Back when I was at MBC, we purchased Floyd Nolen Jones’ An Analytical Red Letter Harmony of the Gospels. It has been a valuable resource to me, and I found this material online in its full form.
Direct Download Link: http://standardbearers.net/uploads/An_Analytical_Red_Letter_Harmony_of_the_Four_Gospels_Dr_Floyd_Nolen_Jones_PhD_ThD.pdf
As per the copyright page, the author states, “This book may be freely reproduced in any form as long as it is not distributed for any material gain or profit; however, this book may not be published without written permission.”
David Cloud has produced an excellent resource on the Contemporary Christian Music genre. It contains vast amounts of research and first-hand information, detailing the severe spiritual deficiencies surrounding some of the biggest names in this industry. If you disagree with his initial declarations as to the dangers of this music, be sure to read the rest of the book because he convincingly connects all the dots. At the end of the book, you’ll find another invaluable resource: his answers to common questions that proponents of CCM posit.
From the author:
This book is a warning about the transformational power of Contemporary Christian Music to transport Bible-believing Baptists into the sphere of the end-time one-world “church.”
We don’t believe that good Christian music stopped being written when Fanny Crosby died or that rhythm is wrong or that drums and guitars are inherently evil. We believe, rather, that Contemporary Christian Music is a powerful bridge to a very dangerous spiritual and doctrinal world.
An honest evaluation of this book will change the way you see CCM and other so-called “Christian” genres of music.
More information about the book: https://www.wayoflife.org/free_ebooks/baptist-music-wars.php
Direct Download: https://www.wayoflife.org/free_ebooks/downloads/Baptist_Music_Wars.pdf
In Numbers 12, we find that Moses has re-married. Commentators disagree as to whether this “Ethiopian woman” is referring to Zipporah (his first wife) or a second wife that he chose after Zipporah died. There is a case for both, but I think the circumstances make the most sense that he re-married. Either way, Miriam wasn’t happy about it and starts to complain.

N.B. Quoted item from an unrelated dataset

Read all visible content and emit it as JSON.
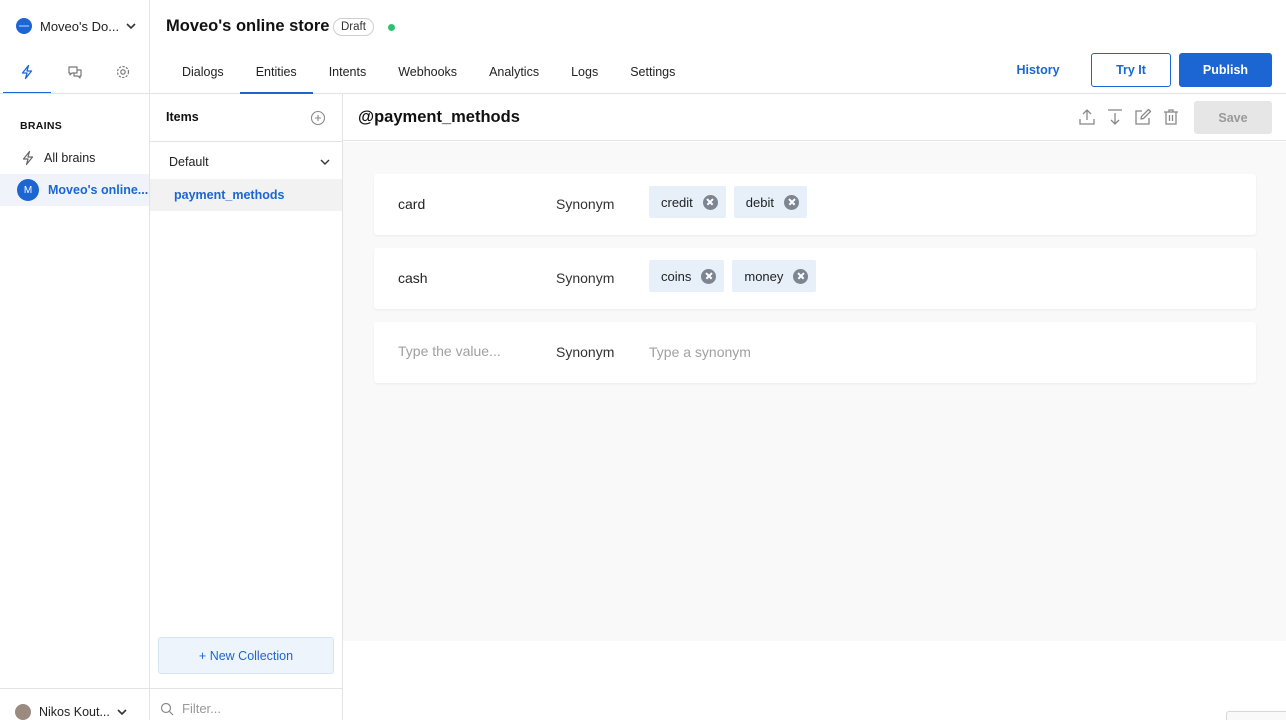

Miriam felt this was an affront to her position in society, which was a very high position. She led the women in song after The Exodus (Ex. 15:20-21). She is mentioned as a prophetess there also. Surely the entire nation knew she was the one who tended the baby basket with her brother as it wafted toward the palace. She was the go-between who brought Moses back home to be weaned by his mother and taught about God. Without her help, surely the people would not be free this day. Her status is also seen in the fact that the nation wouldn’t travel in the wilderness with her outside of the camp during her week of punishment (v. 15).
Her pride got the best of her as she felt her status in life taking a step backward. And what an odd age to manifest her pride! Remember she’s probably a good 10-12 years older than Moses, and he’s at least 80! Nevertheless, this new ‘strange woman’ from another country was a threat to Miriam’s position. And she brings Aaron into the middle of the contention (v. 2). Isn’t it like human nature to feel the need to get people on our side when we’re in the wrong?

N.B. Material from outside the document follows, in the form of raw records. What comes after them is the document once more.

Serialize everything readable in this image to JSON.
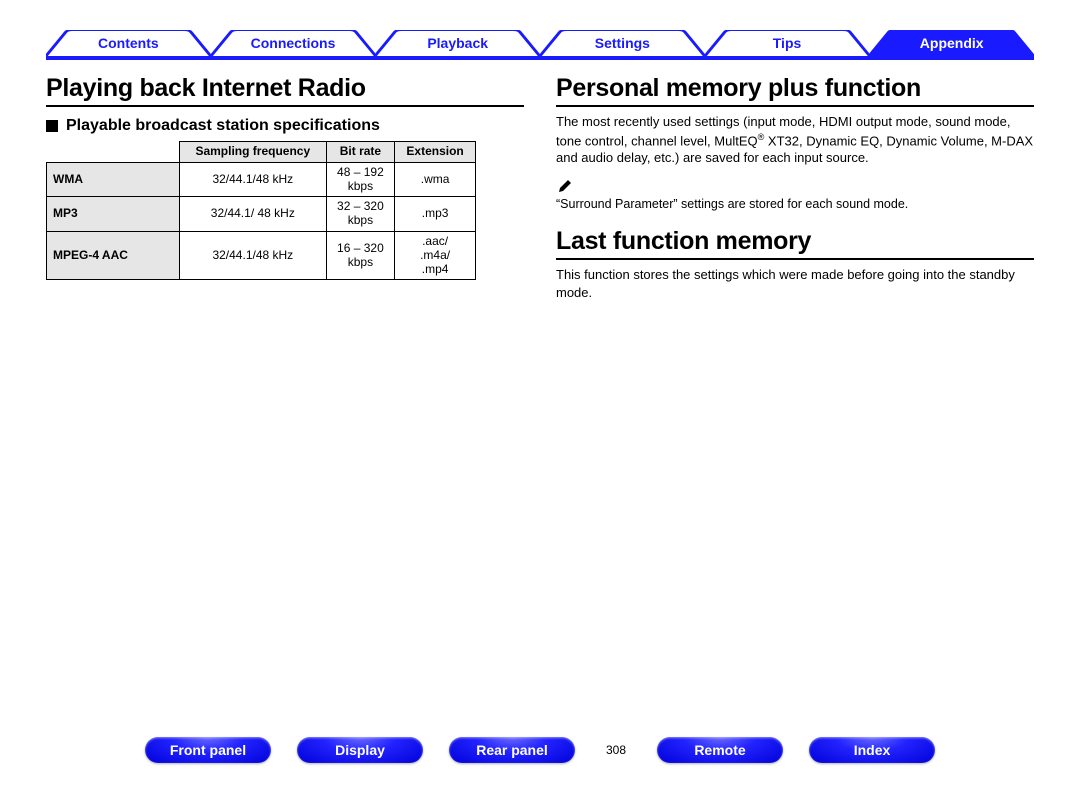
{
  "topnav": {
    "items": [
      {
        "label": "Contents"
      },
      {
        "label": "Connections"
      },
      {
        "label": "Playback"
      },
      {
        "label": "Settings"
      },
      {
        "label": "Tips"
      },
      {
        "label": "Appendix"
      }
    ],
    "activeIndex": 5
  },
  "left": {
    "h1": "Playing back Internet Radio",
    "h2": "Playable broadcast station specifications",
    "table": {
      "headers": [
        "Sampling frequency",
        "Bit rate",
        "Extension"
      ],
      "rows": [
        {
          "fmt": "WMA",
          "freq": "32/44.1/48 kHz",
          "rate": "48 – 192\nkbps",
          "ext": ".wma"
        },
        {
          "fmt": "MP3",
          "freq": "32/44.1/ 48 kHz",
          "rate": "32 – 320\nkbps",
          "ext": ".mp3"
        },
        {
          "fmt": "MPEG-4 AAC",
          "freq": "32/44.1/48 kHz",
          "rate": "16 – 320\nkbps",
          "ext": ".aac/\n.m4a/\n.mp4"
        }
      ]
    }
  },
  "right": {
    "h1a": "Personal memory plus function",
    "p1_pre": "The most recently used settings (input mode, HDMI output mode, sound mode, tone control, channel level, MultEQ",
    "p1_post": " XT32, Dynamic EQ, Dynamic Volume, M-DAX and audio delay, etc.) are saved for each input source.",
    "note": "“Surround Parameter” settings are stored for each sound mode.",
    "h1b": "Last function memory",
    "p2": "This function stores the settings which were made before going into the standby mode."
  },
  "bottomnav": {
    "items": [
      {
        "label": "Front panel"
      },
      {
        "label": "Display"
      },
      {
        "label": "Rear panel"
      }
    ],
    "page": "308",
    "items2": [
      {
        "label": "Remote"
      },
      {
        "label": "Index"
      }
    ]
  }
}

Throughout the wilderness wanderings, we see pride and its ugly consequences. Just four chapters later, Korah tries to usurp Moses’ God-given authority and was swallowed up by the ground. His 250 cohorts were burnt alive as they offered incense before the Lord (ch. 16). Miriam was still on the Lord’s side, but God did render swift punishment in the form of leprosy. God saw no problem with Moses and his choice, and in fact, defended him before his siblings (vs. 6-8). We should ask ourselves the question, “What would God say about my character?” That’s a convicting question because God knows our heart!
We’re all smiles when life is going in the right direction, but how do we respond when life takes a turn for the worse? In marriage, we pledge our love and loyalty ‘in sickness and in health.’ Should our devotion to the Lord be any less substantial? We can all think of at least one believer who turned his back on God when the going got tough. The truth is that God is still good and heaven is still our home, regardless of earthly circumstances. While Miriam didn’t deal well in this situation, let’s resolve to stay close to the Lord ‘for richer, for poorer; for better, for worse, in sickness and in health…’ And concerning the Lord, not even death will ‘do us part.’ Nothing “shall be able to separate us from the love of God, which is in Christ Jesus our Lord” (Rom. 8:39)!